The author of six novels — including two earlier sci-fi thrillers, Gun, With Occasional Music and Amnesia Moon — Lethem, 43, is a prolific writer whose work goes beyond fiction. He has published pieces in McSweeney's, Rolling Stone and The New Yorker. He has also edited two anthologies, one on the best rock, pop, jazz and country music of 2002 and another on amnesia, two subjects to which he often returns. For all of Lethem's genre-hopping, his varied writings are often infused with certain recognizable obsessions, some of which — comic-book art and the novels of Phillip K. Dick, among them — he discusses in his 2005 collection of personal essays, The Disappointment Artist.

Lethem has also obviously thought a lot about plagiarism. The "Complainer," as the hotline caller in You Don't Love Me Yet is known, discovers that his words have been put to music and demands to become a member of the band, to disastrous effect. It's also the subject of Lethem's much-talked-about essay, "The Ecstasy of Influence," which ran last winter in Harper's. In it, he argues that imitation is not just a form of flattery but lies at the core of the creative process. His Web site (www.jonathanlethem.com) explains that "artists should ideally find ways to make material free and available for reuse."

Lethem has decided to do exactly that.
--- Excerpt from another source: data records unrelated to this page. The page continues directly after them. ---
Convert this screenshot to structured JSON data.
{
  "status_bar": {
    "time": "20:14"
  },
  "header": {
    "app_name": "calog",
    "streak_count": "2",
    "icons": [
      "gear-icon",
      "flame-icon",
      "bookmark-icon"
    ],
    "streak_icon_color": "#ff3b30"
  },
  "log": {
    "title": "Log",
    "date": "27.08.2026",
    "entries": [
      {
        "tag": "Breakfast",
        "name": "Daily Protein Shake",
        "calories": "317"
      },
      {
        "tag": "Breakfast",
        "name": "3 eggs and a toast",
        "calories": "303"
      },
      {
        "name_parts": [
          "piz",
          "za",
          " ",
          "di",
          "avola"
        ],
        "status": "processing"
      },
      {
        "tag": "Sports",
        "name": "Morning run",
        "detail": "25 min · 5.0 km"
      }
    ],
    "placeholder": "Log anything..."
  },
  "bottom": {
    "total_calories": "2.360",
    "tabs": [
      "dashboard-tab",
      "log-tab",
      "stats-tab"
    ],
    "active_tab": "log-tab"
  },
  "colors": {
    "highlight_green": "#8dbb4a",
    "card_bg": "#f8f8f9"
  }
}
He made news in literary circles this spring when he announced that he would give away the movie rights to You Don't Love Me Yet. He is currently working on a revival of the Marvel Comics series Omega the Unknown.
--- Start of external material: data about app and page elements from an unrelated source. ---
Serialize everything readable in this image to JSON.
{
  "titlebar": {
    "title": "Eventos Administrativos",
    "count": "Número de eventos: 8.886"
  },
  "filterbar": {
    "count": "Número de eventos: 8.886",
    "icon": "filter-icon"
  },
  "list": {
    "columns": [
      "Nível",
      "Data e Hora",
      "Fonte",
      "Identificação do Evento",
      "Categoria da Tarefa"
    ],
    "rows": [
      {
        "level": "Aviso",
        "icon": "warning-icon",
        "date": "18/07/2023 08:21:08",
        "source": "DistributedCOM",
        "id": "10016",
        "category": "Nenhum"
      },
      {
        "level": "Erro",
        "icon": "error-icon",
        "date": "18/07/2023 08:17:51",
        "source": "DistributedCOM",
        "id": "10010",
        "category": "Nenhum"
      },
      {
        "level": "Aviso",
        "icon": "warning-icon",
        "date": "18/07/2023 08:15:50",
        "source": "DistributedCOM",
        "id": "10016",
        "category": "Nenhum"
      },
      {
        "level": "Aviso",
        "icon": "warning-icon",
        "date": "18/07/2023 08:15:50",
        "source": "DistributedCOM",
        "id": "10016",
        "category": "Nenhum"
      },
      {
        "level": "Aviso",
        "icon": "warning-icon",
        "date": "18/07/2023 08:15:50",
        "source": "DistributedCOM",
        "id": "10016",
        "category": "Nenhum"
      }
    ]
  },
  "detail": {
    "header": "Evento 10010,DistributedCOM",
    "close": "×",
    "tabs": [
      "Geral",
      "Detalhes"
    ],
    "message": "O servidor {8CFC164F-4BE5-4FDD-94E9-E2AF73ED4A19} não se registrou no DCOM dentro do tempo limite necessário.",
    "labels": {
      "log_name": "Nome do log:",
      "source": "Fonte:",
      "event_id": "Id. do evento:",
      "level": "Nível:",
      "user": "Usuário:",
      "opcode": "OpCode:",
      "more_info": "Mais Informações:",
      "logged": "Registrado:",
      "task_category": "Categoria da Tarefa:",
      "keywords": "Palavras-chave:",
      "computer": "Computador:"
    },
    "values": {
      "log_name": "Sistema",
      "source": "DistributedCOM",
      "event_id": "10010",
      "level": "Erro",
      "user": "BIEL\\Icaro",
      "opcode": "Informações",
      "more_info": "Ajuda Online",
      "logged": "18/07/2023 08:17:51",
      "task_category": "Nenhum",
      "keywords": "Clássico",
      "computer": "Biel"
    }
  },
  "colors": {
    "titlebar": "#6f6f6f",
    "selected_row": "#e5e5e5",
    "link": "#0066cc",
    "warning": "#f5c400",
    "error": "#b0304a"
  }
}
This reading was recorded live in March 2007 at Politics and Prose, an independent bookstore in Washington, D.C.

Copyright 2023 NPR. To see more, visit https://www.npr.org.

Linda Kulman
Linda Kulman, the editor of NPR.org’s weekly feature Book Tour, is an avid reader, veteran journalist and writer living in Washington, D.C. She worked as a senior writer at U.S. News & World Report for a decade, where she reported for every section of the magazine. Most recently, she covered religion and consumer culture. Kulman’s book reviews have appeared in The Washington Post and on NPR.org. She has collaborated on four non-fiction books, working with a variety of notable figures. Early on in her career, she worked for several years as a fact checker at The New Yorker. Kulman also earned a degree from Columbia’s Graduate School of Journalism.